**WHAT YOU WILL DO:**
Every line below that has the string "this" needs to be copied.

Component data from apps and pages:
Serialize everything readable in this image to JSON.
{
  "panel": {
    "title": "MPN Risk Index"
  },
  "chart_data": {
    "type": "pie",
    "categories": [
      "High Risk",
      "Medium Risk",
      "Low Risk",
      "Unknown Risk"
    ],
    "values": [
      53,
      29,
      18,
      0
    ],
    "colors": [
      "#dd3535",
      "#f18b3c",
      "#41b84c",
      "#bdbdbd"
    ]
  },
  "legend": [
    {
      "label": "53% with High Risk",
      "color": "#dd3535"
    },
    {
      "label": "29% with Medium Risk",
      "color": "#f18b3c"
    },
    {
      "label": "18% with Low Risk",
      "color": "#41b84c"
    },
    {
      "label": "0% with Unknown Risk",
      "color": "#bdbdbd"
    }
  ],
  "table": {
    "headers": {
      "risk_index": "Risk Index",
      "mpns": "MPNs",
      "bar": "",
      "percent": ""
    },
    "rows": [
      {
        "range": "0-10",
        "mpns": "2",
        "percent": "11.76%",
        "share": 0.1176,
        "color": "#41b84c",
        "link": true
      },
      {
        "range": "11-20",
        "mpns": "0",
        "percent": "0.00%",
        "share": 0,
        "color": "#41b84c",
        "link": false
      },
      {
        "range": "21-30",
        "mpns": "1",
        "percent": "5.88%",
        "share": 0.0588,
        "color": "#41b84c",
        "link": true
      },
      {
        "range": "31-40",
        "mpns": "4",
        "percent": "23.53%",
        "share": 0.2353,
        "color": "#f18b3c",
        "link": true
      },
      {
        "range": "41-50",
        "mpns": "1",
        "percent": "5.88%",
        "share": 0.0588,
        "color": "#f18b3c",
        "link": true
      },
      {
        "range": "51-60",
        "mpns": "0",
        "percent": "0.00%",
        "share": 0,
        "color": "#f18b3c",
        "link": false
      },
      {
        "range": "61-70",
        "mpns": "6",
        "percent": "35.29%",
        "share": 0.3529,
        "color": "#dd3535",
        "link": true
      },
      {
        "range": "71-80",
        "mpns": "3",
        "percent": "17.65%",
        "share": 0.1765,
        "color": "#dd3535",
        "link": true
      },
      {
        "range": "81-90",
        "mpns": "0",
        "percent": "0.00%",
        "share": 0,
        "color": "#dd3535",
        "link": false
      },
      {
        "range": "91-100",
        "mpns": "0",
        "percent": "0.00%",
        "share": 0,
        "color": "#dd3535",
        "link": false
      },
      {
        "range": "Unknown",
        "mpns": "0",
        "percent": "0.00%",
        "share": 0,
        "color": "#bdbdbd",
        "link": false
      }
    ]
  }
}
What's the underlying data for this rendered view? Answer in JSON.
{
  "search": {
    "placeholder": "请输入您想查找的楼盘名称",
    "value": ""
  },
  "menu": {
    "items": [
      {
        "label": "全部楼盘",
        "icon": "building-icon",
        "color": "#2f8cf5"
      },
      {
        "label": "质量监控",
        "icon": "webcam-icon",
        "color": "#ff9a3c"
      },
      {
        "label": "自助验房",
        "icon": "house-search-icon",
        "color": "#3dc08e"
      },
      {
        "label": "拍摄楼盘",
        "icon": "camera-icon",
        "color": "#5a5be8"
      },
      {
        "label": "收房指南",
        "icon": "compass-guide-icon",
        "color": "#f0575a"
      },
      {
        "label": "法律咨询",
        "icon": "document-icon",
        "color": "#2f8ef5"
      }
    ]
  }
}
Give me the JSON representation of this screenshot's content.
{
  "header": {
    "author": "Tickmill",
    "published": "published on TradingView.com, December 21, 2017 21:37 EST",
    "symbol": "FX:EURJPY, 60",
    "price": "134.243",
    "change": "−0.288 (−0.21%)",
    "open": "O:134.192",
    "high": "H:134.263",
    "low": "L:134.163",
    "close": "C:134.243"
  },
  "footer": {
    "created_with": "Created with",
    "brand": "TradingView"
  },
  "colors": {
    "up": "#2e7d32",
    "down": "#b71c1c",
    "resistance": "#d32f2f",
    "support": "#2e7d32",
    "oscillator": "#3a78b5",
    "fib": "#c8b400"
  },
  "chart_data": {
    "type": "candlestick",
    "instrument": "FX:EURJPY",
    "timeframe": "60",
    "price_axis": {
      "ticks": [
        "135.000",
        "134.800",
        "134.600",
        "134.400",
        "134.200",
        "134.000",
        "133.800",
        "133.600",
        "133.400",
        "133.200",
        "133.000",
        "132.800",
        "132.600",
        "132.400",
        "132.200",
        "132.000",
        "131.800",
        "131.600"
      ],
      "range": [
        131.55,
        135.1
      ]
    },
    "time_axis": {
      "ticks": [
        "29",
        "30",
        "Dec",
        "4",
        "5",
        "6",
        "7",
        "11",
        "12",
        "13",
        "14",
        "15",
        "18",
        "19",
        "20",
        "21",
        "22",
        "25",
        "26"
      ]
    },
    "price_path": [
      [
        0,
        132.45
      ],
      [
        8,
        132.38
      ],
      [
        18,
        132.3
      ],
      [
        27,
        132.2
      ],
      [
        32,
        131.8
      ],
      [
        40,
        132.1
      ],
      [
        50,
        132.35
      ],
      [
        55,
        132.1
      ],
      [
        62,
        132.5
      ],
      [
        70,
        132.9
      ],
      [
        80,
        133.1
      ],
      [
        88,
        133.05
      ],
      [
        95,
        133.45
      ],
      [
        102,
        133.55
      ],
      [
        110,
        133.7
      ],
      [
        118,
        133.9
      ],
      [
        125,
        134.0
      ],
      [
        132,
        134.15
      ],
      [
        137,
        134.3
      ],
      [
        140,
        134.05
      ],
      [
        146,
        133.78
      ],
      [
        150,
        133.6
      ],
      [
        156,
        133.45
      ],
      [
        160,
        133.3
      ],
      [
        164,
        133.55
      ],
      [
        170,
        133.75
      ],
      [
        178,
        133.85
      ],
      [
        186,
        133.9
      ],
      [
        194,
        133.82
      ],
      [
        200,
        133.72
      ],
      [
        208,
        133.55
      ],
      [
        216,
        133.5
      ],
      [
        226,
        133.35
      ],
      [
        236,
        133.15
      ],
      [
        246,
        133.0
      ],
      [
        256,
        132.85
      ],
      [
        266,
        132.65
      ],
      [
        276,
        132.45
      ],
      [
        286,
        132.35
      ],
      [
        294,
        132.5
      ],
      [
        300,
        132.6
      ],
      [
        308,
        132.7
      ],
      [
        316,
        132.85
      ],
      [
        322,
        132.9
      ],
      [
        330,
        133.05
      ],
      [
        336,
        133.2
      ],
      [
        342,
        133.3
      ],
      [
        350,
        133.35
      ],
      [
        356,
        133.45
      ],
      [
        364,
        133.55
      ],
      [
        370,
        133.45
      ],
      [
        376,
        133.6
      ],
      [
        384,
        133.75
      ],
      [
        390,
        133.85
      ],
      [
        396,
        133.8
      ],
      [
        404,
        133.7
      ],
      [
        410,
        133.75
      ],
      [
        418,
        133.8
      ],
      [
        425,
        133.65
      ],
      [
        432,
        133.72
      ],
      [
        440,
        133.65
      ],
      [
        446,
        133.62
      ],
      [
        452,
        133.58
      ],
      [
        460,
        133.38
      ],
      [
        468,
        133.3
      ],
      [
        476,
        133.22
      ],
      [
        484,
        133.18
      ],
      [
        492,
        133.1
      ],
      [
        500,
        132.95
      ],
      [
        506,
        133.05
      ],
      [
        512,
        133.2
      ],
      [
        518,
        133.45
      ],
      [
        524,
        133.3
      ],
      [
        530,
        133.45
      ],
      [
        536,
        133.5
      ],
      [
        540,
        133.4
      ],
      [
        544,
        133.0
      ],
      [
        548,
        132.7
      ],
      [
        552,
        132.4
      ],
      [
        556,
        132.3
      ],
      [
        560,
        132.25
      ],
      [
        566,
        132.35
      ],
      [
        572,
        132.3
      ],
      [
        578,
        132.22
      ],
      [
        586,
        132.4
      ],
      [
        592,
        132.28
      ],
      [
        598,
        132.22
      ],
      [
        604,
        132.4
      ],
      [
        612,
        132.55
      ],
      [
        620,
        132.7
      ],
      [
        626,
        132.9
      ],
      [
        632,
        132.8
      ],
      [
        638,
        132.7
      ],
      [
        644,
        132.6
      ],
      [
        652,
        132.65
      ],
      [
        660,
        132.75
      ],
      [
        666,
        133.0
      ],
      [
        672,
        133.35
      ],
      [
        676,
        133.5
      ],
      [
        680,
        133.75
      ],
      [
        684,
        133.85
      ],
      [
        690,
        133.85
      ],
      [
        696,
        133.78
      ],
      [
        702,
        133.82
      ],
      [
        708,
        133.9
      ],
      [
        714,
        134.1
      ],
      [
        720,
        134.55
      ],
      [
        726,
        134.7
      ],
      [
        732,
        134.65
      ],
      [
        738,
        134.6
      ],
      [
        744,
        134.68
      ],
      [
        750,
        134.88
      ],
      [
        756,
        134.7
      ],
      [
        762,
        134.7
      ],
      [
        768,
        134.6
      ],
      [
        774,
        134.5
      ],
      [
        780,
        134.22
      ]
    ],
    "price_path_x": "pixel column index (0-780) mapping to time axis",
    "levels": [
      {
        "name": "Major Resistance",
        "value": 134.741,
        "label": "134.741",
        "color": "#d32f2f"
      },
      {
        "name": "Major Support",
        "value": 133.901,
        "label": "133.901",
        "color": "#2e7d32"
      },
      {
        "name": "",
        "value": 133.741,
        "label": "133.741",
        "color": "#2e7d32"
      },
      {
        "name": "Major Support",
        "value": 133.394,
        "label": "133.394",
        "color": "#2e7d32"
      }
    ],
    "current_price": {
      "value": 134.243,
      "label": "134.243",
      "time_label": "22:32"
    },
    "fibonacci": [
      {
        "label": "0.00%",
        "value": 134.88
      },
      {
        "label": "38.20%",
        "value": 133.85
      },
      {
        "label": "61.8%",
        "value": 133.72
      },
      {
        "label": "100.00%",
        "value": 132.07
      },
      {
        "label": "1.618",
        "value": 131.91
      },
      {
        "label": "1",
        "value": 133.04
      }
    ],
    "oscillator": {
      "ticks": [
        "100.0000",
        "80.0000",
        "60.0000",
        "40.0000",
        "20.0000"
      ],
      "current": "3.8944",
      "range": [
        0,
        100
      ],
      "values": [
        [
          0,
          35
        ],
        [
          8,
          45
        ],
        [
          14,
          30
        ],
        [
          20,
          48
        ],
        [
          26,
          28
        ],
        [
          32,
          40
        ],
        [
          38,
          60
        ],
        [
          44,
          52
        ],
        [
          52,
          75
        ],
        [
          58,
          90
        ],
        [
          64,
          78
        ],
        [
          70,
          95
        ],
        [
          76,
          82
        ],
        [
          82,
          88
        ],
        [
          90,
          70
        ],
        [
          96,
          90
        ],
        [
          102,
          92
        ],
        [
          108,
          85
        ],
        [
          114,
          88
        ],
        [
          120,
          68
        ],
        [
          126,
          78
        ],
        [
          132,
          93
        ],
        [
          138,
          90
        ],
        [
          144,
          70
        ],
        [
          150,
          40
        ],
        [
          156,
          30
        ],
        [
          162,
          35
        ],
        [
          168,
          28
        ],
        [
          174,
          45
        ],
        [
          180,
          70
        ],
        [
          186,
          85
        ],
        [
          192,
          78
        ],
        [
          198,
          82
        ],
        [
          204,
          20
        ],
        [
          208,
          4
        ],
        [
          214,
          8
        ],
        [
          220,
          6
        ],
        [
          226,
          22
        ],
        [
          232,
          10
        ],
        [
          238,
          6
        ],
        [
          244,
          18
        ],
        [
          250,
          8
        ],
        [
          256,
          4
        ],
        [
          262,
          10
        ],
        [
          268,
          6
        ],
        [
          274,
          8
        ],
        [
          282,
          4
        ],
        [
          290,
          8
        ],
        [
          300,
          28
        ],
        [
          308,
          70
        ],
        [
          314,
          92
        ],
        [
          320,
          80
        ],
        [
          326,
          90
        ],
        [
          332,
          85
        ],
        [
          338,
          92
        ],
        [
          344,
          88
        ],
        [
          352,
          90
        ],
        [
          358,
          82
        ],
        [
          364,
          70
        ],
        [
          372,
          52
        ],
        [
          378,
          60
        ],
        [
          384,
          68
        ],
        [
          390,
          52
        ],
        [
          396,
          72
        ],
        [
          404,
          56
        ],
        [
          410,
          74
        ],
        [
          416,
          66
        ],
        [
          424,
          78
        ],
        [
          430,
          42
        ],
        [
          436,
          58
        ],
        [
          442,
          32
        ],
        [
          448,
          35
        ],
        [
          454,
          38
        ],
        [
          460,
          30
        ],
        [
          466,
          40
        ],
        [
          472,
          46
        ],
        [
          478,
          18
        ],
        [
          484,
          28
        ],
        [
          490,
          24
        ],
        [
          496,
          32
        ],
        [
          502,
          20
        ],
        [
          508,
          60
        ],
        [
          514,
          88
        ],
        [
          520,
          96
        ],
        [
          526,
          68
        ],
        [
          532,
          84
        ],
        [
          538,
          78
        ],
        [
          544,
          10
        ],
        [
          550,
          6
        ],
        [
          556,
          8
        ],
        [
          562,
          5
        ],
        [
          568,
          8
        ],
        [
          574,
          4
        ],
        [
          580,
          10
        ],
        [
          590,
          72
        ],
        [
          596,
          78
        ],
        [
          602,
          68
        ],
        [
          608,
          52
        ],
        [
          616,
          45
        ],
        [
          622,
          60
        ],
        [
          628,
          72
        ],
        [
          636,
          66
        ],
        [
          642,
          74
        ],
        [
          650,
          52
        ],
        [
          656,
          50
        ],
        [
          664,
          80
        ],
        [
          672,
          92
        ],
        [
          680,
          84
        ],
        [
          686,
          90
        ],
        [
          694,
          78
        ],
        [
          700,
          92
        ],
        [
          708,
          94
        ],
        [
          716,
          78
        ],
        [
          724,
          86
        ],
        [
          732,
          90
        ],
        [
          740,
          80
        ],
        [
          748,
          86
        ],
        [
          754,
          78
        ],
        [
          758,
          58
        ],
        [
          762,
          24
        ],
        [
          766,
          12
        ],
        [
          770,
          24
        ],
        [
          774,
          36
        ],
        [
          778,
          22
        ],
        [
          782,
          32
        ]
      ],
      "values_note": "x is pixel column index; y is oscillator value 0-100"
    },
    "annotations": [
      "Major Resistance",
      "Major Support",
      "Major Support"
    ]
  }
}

**EXERCISE ANSWER:**
Serialize everything readable in this image to JSON.
What's the underlying data for this rendered view? Answer in JSON.
Give me the JSON representation of this screenshot's content.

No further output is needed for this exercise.